San Diego is the 8th largest city in the United States. It is located on the Pacific coast and borders San Diego County, Tijuana, and Baja California. The Greater San Diego region is the eighth-largest metropolitan area in the United States with 4,771,387 people living in 643 square miles of land, and has been growing steadily over the last few decades, particularly with over 100,000 new residents over the last 5 years. The first people to visit the area were the Huichol people between the year 700 and 800 AD. Some speculate that they traveled to the area from the Altiplano Cundiboyacense in modern-day Colombia or perhaps they came from the Coast of Peru.
 There is not yet any solid evidence to definitively say when the first humans arrived in the region.
 The region was first colonized by the Spanish in the 16th century. There is no consensus as to who established a permanent settlement here first. All we know for sure is that they named it San Diego. When the first group of San Diegans arrived from Mexico in the 1700s, they built a church and a fort on the site of the current San Diego Mission, but since they lacked the means to plant and feed themselves, the settlement soon fell prey to several devastating raids from neighboring Native American tribes. For the next 150 years, the San Diego area was governed by several independent missions, most of which were founded by Jesuits. A relatively large number of religious and secular missions were founded and abandoned during this period.
 The Spanish first referred to the region as New Spain and then part of Mexico. Later, the US took control of the area and designated it as the territory of New California, although Mexican control of the area was maintained for a time. It was not until 1848 that it was transferred to the control of the US. During the 19th century, the area was dominated by one man, Juan Bautista Alvarado. Alvarado led a rebellion of Indian allies, known as “banditos,” against Mexican authorities, starting in 1831. The group was eventually routed and Alvarado was hanged. The final years of the Mexican–American War were fought on the Pacific coast. In 1848, the U.S. government allowed the New Mexican Territory to have complete control over its own affairs, including the control of internal security and criminal justice. The region became known as Alta California, in tribute to the governor of Alta California, Jose Antonio Carrillo. American control of Alta California would eventually include parts of today’s Arizona, Nevada, Idaho, Utah, and Wyoming. In the area of California, Alta California included most of what would become Los Angeles, and parts of San Diego, San Bernardino, and Fresno. The rest of the region, including the Tijuana area and Baja California, remained under Mexican control until the signing of the Gadsden Purchase in 1853. At the end of the Mexican–American War, California became part of the United States and the area controlled by the U.S. would become the 30th state, and later the 33rd state, of the Union. 20th century [ edit ] US army soldiers in San Diego As Mexico lost its south-eastern provinces to the United States, many Mexicans crossed the border, looking for work in San Diego. The wealthy, however, were still reluctant to live in a frontier town.

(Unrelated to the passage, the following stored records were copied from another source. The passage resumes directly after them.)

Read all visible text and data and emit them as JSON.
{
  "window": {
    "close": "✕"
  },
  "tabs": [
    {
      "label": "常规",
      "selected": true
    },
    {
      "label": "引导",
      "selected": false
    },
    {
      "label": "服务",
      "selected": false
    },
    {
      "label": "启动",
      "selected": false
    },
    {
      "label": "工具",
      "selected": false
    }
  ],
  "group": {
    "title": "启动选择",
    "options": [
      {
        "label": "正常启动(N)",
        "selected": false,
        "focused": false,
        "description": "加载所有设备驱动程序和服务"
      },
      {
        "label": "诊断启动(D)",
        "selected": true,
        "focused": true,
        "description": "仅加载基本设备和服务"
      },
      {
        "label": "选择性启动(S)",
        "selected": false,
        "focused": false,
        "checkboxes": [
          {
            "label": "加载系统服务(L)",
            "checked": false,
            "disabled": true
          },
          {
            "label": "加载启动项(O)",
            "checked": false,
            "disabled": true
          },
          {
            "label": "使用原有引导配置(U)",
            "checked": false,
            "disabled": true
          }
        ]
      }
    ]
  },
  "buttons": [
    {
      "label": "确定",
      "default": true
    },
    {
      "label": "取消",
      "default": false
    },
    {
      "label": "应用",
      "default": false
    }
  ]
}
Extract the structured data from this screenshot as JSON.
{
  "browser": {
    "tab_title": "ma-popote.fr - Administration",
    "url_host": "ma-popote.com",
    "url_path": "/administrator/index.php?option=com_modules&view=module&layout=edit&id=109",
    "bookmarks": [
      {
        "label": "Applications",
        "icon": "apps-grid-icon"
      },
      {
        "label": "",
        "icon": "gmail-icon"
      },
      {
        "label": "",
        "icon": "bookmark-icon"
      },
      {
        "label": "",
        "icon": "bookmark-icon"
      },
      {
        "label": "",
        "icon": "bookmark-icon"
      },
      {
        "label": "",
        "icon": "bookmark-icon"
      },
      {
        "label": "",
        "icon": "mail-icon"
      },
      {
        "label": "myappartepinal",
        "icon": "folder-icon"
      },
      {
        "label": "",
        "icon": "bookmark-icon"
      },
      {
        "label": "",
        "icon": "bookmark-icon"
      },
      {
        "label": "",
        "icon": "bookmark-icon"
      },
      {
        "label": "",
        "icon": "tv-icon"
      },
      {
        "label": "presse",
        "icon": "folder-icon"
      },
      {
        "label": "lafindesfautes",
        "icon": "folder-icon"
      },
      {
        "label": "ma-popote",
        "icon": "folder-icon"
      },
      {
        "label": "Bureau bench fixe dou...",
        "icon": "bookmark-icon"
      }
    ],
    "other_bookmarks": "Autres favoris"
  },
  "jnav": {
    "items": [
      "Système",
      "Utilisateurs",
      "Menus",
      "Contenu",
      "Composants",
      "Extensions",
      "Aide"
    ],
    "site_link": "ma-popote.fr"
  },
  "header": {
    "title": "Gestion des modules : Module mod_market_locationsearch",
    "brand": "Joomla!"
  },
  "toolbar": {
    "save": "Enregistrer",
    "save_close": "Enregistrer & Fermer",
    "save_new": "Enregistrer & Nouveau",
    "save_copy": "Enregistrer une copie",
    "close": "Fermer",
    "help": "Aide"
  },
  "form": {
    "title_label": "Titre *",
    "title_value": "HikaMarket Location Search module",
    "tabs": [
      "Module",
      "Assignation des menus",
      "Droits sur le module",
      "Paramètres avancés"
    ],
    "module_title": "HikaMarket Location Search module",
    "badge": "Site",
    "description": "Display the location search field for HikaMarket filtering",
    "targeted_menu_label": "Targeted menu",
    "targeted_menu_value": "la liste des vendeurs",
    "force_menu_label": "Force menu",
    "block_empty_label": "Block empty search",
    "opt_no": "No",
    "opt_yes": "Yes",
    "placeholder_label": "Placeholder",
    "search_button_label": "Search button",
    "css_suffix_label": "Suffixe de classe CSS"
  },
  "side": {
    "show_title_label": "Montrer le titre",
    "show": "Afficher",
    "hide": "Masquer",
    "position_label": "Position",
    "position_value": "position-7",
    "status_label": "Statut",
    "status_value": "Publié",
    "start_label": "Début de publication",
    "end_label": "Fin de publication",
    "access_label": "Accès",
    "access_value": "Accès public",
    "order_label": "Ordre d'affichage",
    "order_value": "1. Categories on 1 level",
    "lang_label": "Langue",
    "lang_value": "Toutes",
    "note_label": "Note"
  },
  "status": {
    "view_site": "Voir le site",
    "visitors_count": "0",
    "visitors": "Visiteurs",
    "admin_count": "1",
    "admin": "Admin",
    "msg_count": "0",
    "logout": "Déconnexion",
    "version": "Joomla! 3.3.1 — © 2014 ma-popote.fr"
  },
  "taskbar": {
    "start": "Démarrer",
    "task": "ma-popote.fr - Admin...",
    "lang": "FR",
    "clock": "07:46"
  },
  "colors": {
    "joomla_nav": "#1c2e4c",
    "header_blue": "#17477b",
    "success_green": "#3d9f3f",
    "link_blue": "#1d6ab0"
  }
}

 Many well-to-do Mexicans opted for the Los Angeles area, which became a haven for people from the less-developed north. The first wave of mass migration to California did not occur until about 1860, when over a million people migrated across the border between 1857 and 1890.
 This migration consisted of families, mostly poor and ignorant, who left their homeland in search of prosperity in the United States. In the early years of the 20th century, there were two thirds more Mexican workers in California than U.S. citizens. As the U.S. population grew rapidly, people from various parts of the U.S. and world began to relocate to California for the warmer climate and lower cost of living. The number of Mexican workers declined after 1910 because of a labor shortage, the inability of Mexico to adequately meet the demand, and the fear of Mexicans flooding the workforce and contributing to unemployment.
 Until the 1930s, most of the jobs in California were not high paying. Agricultural and domestic work dominated, with immigrants starting agricultural work, farming, or domestic work to support their families. The majority of Mexicans were unskilled workers, and although most immigrants wanted to work in cities, work on farms remained their best hope for employment. Most of the Mexicans in the U.S. came from Mexico City, Guadalajara, or other cities in the south of the country, and more than 80% came from Mexico’s rural areas.
 One family immigrated with four siblings to California from Toluca. The parents had lost their own jobs in a tobacco packing plant in New Orleans,where they worked as field workers and pickers. The father had a job in a packing house in San Francisco and the mother was a domestic worker in a home in Oakland.
 While there was a definite pattern to where Mexicans came from, there was also a wide variety of immigration. Mexicans from California tended to be more urban and educated than those from the south. The common factor among the various regions was that they all came from rural backgrounds and worked in agriculture. Recent immigrants to the U.S. tend to have more education than those who came in the previous period. Mexicans in the U.S. tend to be better educated than most other Latino immigrants. A study conducted by the Pew Hispanic Center found that among those born in Mexico, 74% have graduated from high school, higher than all other Latino groups.\